> DATA FOR ANALYSIS
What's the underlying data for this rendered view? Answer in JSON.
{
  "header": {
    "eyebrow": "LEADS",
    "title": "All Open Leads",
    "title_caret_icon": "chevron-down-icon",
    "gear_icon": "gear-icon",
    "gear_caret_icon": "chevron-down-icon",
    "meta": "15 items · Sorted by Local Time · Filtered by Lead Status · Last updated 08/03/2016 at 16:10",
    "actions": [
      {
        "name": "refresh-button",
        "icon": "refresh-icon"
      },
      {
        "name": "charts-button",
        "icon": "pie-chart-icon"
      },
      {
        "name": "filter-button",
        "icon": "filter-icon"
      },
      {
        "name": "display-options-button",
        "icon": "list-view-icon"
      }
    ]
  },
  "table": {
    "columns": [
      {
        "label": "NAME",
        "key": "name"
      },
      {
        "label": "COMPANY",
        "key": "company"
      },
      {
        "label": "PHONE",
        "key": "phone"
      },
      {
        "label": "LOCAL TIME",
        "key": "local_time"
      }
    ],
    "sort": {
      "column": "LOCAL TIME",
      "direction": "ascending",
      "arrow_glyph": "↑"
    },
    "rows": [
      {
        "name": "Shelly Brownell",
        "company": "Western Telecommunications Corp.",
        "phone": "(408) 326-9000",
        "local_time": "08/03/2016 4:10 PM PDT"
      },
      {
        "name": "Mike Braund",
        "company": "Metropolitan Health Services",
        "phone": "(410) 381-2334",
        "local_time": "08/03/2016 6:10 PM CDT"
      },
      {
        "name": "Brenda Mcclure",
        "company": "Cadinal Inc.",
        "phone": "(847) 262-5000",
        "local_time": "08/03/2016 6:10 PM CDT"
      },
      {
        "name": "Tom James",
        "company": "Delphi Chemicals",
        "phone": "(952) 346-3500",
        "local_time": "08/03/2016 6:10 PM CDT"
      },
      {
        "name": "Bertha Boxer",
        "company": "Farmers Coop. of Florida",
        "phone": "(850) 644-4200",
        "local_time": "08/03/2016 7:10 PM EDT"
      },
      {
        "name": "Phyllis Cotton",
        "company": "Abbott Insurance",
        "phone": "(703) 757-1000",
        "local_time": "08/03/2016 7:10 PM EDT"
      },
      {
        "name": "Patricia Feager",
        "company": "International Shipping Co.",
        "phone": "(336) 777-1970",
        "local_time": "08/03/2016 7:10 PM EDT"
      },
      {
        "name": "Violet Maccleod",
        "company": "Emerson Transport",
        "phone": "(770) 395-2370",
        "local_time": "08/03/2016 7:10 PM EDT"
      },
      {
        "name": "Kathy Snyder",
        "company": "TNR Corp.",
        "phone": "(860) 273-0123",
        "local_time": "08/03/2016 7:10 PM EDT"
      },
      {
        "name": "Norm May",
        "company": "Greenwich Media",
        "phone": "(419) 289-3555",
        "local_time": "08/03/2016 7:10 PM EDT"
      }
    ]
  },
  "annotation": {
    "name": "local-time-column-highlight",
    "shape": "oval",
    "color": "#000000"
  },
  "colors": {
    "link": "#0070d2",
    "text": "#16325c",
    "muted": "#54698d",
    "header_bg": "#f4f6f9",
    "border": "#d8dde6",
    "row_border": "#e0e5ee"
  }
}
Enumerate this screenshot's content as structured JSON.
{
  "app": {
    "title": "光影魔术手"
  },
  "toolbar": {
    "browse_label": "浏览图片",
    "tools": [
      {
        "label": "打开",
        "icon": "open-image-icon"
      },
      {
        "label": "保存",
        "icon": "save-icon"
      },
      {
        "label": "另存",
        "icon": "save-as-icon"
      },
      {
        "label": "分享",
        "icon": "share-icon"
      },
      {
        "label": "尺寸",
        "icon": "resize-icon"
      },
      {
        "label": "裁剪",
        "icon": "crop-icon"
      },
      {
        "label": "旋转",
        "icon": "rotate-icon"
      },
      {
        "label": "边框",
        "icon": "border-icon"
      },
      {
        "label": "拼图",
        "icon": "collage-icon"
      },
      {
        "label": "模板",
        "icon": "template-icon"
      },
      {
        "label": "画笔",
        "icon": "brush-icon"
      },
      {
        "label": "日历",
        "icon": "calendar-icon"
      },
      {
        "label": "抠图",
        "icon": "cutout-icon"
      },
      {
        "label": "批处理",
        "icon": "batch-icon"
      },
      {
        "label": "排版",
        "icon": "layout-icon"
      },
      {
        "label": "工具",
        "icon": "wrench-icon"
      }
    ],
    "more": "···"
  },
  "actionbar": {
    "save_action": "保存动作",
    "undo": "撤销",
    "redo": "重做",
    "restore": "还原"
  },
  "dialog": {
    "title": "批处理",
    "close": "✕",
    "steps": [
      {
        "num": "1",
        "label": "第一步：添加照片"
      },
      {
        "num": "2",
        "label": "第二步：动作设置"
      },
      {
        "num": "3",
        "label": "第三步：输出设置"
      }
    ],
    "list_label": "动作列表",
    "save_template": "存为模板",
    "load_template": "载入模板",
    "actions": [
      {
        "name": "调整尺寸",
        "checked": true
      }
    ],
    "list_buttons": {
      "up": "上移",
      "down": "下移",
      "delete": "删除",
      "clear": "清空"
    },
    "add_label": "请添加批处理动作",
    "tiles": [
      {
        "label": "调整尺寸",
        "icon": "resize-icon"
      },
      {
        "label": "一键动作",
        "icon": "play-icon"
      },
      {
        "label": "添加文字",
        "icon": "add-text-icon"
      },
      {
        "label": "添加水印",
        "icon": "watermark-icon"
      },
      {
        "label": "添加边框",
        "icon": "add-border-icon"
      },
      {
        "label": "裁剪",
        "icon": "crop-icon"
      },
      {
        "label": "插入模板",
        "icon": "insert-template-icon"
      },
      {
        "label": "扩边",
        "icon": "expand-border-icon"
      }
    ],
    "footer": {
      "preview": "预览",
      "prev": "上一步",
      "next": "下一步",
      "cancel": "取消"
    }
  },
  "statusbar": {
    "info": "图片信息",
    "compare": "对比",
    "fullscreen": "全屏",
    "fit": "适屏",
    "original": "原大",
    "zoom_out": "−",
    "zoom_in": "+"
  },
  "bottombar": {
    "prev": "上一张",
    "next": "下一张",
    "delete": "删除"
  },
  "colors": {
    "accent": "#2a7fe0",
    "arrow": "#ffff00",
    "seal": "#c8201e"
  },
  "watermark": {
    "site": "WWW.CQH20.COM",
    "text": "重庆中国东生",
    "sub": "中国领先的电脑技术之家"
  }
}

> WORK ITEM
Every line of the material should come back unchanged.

> SOLUTION TO THIS EXERCISE
What's the underlying data for this rendered view? Answer in JSON.
{
  "header": {
    "eyebrow": "LEADS",
    "title": "All Open Leads",
    "title_caret_icon": "chevron-down-icon",
    "gear_icon": "gear-icon",
    "gear_caret_icon": "chevron-down-icon",
    "meta": "15 items · Sorted by Local Time · Filtered by Lead Status · Last updated 08/03/2016 at 16:10",
    "actions": [
      {
        "name": "refresh-button",
        "icon": "refresh-icon"
      },
      {
        "name": "charts-button",
        "icon": "pie-chart-icon"
      },
      {
        "name": "filter-button",
        "icon": "filter-icon"
      },
      {
        "name": "display-options-button",
        "icon": "list-view-icon"
      }
    ]
  },
  "table": {
    "columns": [
      {
        "label": "NAME",
        "key": "name"
      },
      {
        "label": "COMPANY",
        "key": "company"
      },
      {
        "label": "PHONE",
        "key": "phone"
      },
      {
        "label": "LOCAL TIME",
        "key": "local_time"
      }
    ],
    "sort": {
      "column": "LOCAL TIME",
      "direction": "ascending",
      "arrow_glyph": "↑"
    },
    "rows": [
      {
        "name": "Shelly Brownell",
        "company": "Western Telecommunications Corp.",
        "phone": "(408) 326-9000",
        "local_time": "08/03/2016 4:10 PM PDT"
      },
      {
        "name": "Mike Braund",
        "company": "Metropolitan Health Services",
        "phone": "(410) 381-2334",
        "local_time": "08/03/2016 6:10 PM CDT"
      },
      {
        "name": "Brenda Mcclure",
        "company": "Cadinal Inc.",
        "phone": "(847) 262-5000",
        "local_time": "08/03/2016 6:10 PM CDT"
      },
      {
        "name": "Tom James",
        "company": "Delphi Chemicals",
        "phone": "(952) 346-3500",
        "local_time": "08/03/2016 6:10 PM CDT"
      },
      {
        "name": "Bertha Boxer",
        "company": "Farmers Coop. of Florida",
        "phone": "(850) 644-4200",
        "local_time": "08/03/2016 7:10 PM EDT"
      },
      {
        "name": "Phyllis Cotton",
        "company": "Abbott Insurance",
        "phone": "(703) 757-1000",
        "local_time": "08/03/2016 7:10 PM EDT"
      },
      {
        "name": "Patricia Feager",
        "company": "International Shipping Co.",
        "phone": "(336) 777-1970",
        "local_time": "08/03/2016 7:10 PM EDT"
      },
      {
        "name": "Violet Maccleod",
        "company": "Emerson Transport",
        "phone": "(770) 395-2370",
        "local_time": "08/03/2016 7:10 PM EDT"
      },
      {
        "name": "Kathy Snyder",
        "company": "TNR Corp.",
        "phone": "(860) 273-0123",
        "local_time": "08/03/2016 7:10 PM EDT"
      },
      {
        "name": "Norm May",
        "company": "Greenwich Media",
        "phone": "(419) 289-3555",
        "local_time": "08/03/2016 7:10 PM EDT"
      }
    ]
  },
  "annotation": {
    "name": "local-time-column-highlight",
    "shape": "oval",
    "color": "#000000"
  },
  "colors": {
    "link": "#0070d2",
    "text": "#16325c",
    "muted": "#54698d",
    "header_bg": "#f4f6f9",
    "border": "#d8dde6",
    "row_border": "#e0e5ee"
  }
}
Enumerate this screenshot's content as structured JSON.
{
  "app": {
    "title": "光影魔术手"
  },
  "toolbar": {
    "browse_label": "浏览图片",
    "tools": [
      {
        "label": "打开",
        "icon": "open-image-icon"
      },
      {
        "label": "保存",
        "icon": "save-icon"
      },
      {
        "label": "另存",
        "icon": "save-as-icon"
      },
      {
        "label": "分享",
        "icon": "share-icon"
      },
      {
        "label": "尺寸",
        "icon": "resize-icon"
      },
      {
        "label": "裁剪",
        "icon": "crop-icon"
      },
      {
        "label": "旋转",
        "icon": "rotate-icon"
      },
      {
        "label": "边框",
        "icon": "border-icon"
      },
      {
        "label": "拼图",
        "icon": "collage-icon"
      },
      {
        "label": "模板",
        "icon": "template-icon"
      },
      {
        "label": "画笔",
        "icon": "brush-icon"
      },
      {
        "label": "日历",
        "icon": "calendar-icon"
      },
      {
        "label": "抠图",
        "icon": "cutout-icon"
      },
      {
        "label": "批处理",
        "icon": "batch-icon"
      },
      {
        "label": "排版",
        "icon": "layout-icon"
      },
      {
        "label": "工具",
        "icon": "wrench-icon"
      }
    ],
    "more": "···"
  },
  "actionbar": {
    "save_action": "保存动作",
    "undo": "撤销",
    "redo": "重做",
    "restore": "还原"
  },
  "dialog": {
    "title": "批处理",
    "close": "✕",
    "steps": [
      {
        "num": "1",
        "label": "第一步：添加照片"
      },
      {
        "num": "2",
        "label": "第二步：动作设置"
      },
      {
        "num": "3",
        "label": "第三步：输出设置"
      }
    ],
    "list_label": "动作列表",
    "save_template": "存为模板",
    "load_template": "载入模板",
    "actions": [
      {
        "name": "调整尺寸",
        "checked": true
      }
    ],
    "list_buttons": {
      "up": "上移",
      "down": "下移",
      "delete": "删除",
      "clear": "清空"
    },
    "add_label": "请添加批处理动作",
    "tiles": [
      {
        "label": "调整尺寸",
        "icon": "resize-icon"
      },
      {
        "label": "一键动作",
        "icon": "play-icon"
      },
      {
        "label": "添加文字",
        "icon": "add-text-icon"
      },
      {
        "label": "添加水印",
        "icon": "watermark-icon"
      },
      {
        "label": "添加边框",
        "icon": "add-border-icon"
      },
      {
        "label": "裁剪",
        "icon": "crop-icon"
      },
      {
        "label": "插入模板",
        "icon": "insert-template-icon"
      },
      {
        "label": "扩边",
        "icon": "expand-border-icon"
      }
    ],
    "footer": {
      "preview": "预览",
      "prev": "上一步",
      "next": "下一步",
      "cancel": "取消"
    }
  },
  "statusbar": {
    "info": "图片信息",
    "compare": "对比",
    "fullscreen": "全屏",
    "fit": "适屏",
    "original": "原大",
    "zoom_out": "−",
    "zoom_in": "+"
  },
  "bottombar": {
    "prev": "上一张",
    "next": "下一张",
    "delete": "删除"
  },
  "colors": {
    "accent": "#2a7fe0",
    "arrow": "#ffff00",
    "seal": "#c8201e"
  },
  "watermark": {
    "site": "WWW.CQH20.COM",
    "text": "重庆中国东生",
    "sub": "中国领先的电脑技术之家"
  }
}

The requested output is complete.